New Zealand media reaction: ‘Ireland’s tour is fast descending into treacherous territory’

The rugby world is rotating on the correct axis now that the All Blacks are once again in the ascendancy

Marc Hinton, the senior sport writer with the Dominion Post newspaper, opened his analysis piece on New Zealand’s 42-19 victory over Ireland with the following observation: “Unusual week, unreal response.

“The All Blacks were challenged on multiple fronts before this test but their answer on Saturday night at Eden Park was pure class.

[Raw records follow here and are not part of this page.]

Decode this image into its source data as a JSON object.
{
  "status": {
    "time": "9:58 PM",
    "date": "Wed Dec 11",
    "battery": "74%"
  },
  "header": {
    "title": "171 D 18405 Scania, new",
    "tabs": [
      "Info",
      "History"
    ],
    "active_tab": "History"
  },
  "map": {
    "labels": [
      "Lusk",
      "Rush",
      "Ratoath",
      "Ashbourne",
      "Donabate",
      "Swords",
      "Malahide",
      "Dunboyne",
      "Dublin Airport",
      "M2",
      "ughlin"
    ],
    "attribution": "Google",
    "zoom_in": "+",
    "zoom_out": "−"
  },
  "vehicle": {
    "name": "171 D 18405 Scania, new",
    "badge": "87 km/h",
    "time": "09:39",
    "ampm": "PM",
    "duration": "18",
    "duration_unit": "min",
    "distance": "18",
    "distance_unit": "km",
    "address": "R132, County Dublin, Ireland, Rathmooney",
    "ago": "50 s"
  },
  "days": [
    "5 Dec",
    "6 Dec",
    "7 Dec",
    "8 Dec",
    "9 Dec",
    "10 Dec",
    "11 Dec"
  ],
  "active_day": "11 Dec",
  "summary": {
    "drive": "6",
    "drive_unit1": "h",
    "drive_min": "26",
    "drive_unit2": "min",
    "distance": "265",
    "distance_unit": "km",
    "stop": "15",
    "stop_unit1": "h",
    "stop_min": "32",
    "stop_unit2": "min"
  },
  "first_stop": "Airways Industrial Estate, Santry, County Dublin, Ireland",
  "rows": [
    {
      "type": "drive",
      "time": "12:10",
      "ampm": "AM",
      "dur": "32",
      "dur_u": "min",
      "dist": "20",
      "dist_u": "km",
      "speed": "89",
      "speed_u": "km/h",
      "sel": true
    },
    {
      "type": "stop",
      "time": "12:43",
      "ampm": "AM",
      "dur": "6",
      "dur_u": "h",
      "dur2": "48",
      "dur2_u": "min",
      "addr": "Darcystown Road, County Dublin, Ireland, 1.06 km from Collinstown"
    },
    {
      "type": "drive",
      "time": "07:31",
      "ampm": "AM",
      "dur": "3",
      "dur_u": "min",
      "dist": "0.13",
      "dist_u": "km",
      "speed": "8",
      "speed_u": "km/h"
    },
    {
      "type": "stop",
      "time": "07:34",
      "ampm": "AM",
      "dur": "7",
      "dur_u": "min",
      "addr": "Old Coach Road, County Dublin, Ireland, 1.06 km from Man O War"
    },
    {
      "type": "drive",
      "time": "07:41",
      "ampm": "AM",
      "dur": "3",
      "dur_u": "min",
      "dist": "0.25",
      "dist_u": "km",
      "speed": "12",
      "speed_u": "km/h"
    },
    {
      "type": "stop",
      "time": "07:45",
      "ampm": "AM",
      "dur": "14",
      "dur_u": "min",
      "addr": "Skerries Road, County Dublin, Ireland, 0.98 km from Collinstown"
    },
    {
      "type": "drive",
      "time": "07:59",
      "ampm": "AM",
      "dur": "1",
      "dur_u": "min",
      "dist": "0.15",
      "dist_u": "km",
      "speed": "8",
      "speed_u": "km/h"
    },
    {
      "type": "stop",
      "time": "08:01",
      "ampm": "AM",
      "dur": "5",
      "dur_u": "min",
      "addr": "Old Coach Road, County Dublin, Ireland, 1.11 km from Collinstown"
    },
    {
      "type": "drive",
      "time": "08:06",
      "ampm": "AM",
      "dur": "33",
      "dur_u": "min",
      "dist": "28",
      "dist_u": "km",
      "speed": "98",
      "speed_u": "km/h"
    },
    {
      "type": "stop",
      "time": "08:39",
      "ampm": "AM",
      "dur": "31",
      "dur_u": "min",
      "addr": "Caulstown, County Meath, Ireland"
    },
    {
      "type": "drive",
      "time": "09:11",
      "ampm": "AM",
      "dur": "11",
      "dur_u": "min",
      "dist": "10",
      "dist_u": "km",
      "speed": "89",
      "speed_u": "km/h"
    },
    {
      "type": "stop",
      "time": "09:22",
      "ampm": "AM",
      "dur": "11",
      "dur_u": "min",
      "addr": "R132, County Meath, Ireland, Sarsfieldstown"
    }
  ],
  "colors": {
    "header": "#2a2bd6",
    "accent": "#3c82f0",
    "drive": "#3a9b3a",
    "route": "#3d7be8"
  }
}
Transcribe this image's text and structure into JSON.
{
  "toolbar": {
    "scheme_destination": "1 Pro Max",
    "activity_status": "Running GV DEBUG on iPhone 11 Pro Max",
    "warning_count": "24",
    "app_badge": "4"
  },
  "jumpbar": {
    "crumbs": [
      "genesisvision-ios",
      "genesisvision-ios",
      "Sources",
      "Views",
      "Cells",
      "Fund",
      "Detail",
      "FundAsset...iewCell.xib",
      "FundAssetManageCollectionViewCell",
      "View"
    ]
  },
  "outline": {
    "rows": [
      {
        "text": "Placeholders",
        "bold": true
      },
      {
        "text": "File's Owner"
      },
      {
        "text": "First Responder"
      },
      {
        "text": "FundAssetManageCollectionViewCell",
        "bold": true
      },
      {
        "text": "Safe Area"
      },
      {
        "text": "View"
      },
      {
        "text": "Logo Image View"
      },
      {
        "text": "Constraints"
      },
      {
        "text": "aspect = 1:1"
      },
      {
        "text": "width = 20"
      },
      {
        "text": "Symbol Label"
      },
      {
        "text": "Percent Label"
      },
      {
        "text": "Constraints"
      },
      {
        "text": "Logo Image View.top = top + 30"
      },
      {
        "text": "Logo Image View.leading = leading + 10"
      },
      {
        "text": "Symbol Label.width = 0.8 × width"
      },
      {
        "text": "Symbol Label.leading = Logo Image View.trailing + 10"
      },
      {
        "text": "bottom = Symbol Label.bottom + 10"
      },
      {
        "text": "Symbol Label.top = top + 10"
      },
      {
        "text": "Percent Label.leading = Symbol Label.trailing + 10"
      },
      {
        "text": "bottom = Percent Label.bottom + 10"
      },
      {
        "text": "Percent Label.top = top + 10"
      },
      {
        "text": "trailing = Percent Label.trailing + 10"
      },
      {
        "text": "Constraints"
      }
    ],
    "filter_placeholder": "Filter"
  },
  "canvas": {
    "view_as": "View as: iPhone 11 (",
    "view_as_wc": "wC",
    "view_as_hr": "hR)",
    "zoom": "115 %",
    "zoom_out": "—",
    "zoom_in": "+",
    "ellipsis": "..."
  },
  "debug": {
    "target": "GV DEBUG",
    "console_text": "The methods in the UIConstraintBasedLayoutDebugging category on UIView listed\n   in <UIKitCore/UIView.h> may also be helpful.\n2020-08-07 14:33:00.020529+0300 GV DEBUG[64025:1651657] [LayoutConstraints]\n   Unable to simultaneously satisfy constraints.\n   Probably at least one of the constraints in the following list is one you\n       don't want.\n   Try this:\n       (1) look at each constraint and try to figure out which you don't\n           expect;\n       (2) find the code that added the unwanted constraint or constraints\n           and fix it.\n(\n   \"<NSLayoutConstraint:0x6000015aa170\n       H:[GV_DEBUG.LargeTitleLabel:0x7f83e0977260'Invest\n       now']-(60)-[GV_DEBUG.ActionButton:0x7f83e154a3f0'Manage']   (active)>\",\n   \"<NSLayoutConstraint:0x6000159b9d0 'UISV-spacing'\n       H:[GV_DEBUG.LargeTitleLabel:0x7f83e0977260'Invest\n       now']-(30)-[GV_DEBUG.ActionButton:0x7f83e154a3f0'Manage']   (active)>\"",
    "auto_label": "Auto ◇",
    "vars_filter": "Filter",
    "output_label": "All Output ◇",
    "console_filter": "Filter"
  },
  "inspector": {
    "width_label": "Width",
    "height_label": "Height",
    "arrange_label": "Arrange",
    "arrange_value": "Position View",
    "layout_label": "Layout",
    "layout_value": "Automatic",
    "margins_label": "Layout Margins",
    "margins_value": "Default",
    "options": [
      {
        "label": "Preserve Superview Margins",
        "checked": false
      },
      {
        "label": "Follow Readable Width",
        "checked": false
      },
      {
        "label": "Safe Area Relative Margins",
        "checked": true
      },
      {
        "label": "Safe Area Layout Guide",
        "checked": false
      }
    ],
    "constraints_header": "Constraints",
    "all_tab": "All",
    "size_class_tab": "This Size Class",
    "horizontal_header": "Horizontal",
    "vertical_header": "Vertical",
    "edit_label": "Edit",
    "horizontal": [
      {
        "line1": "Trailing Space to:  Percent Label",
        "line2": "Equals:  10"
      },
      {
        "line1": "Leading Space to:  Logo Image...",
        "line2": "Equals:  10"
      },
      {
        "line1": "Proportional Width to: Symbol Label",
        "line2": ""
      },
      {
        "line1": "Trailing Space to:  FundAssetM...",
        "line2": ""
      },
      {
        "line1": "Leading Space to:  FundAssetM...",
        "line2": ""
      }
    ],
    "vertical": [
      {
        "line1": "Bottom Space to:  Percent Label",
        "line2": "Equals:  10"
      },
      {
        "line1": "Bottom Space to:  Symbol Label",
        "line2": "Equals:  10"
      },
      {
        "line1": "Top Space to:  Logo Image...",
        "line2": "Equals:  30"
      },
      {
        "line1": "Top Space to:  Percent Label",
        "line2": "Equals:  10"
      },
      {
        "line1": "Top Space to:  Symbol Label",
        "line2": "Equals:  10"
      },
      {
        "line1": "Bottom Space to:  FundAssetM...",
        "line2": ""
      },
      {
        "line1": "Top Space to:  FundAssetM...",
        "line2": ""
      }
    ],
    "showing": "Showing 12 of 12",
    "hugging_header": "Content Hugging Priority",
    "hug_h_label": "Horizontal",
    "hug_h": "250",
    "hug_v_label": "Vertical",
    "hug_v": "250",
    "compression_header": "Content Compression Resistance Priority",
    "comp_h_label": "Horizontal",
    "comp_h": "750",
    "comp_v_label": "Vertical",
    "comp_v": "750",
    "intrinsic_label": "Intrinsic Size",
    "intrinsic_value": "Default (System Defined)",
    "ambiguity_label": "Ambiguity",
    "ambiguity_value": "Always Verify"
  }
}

Not so much a crisis averted as smashed into the ether.”

Writing under the headline “All Blacks forwards muscle up to lay might foundation for victory over Ireland”, a fair summation of how the game panned out, Hinton paid homage to the home pack whom he described as “dominant in the scrum,” and “who very much won the battle of the heavy-lifters.”

He concluded his analysis with the following pay-off. “In Dublin they’d sand kicked in their faces. At Eden Park, as their 28-year unbeaten run continued, the All Blacks walked off with smiles on their dials.”

If reflected a communal sigh of relief in the New Zealand media as any pregame anxiety dissipated now that rugby’s natural order was restored with the All Blacks claiming what they would perceive to be their rightful place in the rivalry.

Liam Napier writing in the New Zealand Herald offered a few ‘home truths’ for Ireland. “Often the All Blacks’ nemesis in recent years, having won three of their previous five tests, Ireland gradually disintegrated in front of a 48,195-strong crowd.

“As the match wore, and the All Blacks’ dominance grew, Ireland’s frustration became clear. By the finish, the notion that Ireland are a different beast at home rung true.” He concluded the match report the following warning. “Yet as the losses mount — this defeat coming after the midweek humbling by New Zealand Māori in Hamilton — and troops continue to drop, Ireland’s tour is fast descending into treacherous territory.”

The only slightly discordant note to the general levels of satisfaction was struck by Robert van Royen on Stuff website, who warned that New Zealand flanker Scott Barrett could be in trouble for a shoulder shot to the head of stand-in Ireland captain, Peter O’Mahony.

Under the heading, “All Blacks ought to sweat on possible Scott Barrett citing after high shot”, he wrote: “Ian Foster might resemble a phone-obsessed teen checking his phone,” later suggesting that “head coach Foster’s biggest concern in the wash-up should be the prospect of receiving news Barrett is cited for his clean out.” Barrett did make contact with O’Mahony’s head.

The incident happened right in front of English referee Karl Dickson who refused to refer the matter to the television match official Marius van der Westhuizen when O’Mahony appealed and instead said: “I thought it was on the body with no arm.”

It is not just French television directors that don’t show replays of controversial incidents in rugby matches that might count against the national team; the New Zealand cousins decided that the incident didn’t merit a second airing.

Van Royen pointed out that “nobody should need reminding that Barrett has form and should the citing commissioner deem it warranted a red card, he can expect a lengthy spell on the sidelines.” He added that the player picked up a red card in a Crusaders match in April for which he received a four-week suspension reduced to three after completing a coach intervention course, having previously been sent off against Australia (2019).

Andrew Voerman gave the match a 7/10 rating stating: “Ireland offered more than many visitors to these shores have at this time of year have, especially in the opening 20 minutes, while the All Blacks’ finish to the first half was them at their clinical best.”

Gregor Paul highlighted three areas in his analysis in which New Zealand were superior. “Ireland weren’t so far behind the All Blacks in the core facets of winning the ball and the collisions. But they were light years behind in being able to sniff and exploit even a half-chance and the ability of the All Blacks to pounce on counterattack and sense where an opponent is weak remains the gift that they alone possess.

“There was prematch talk of the All Blacks being in terminal decline, but they continue to be blessed with the sharpest instincts in world rugby and the difference between the two teams came down to their respective ability to convert pressure into points. It was here that the All Blacks were lethal.

“Ireland had more possession and more territory but the All Blacks had more awareness, more cohesion and certainty when they had the ball and were clinical, bordering on ruthless at times.”

John O'Sullivan

John O'Sullivan

John O'Sullivan is an Irish Times sports writer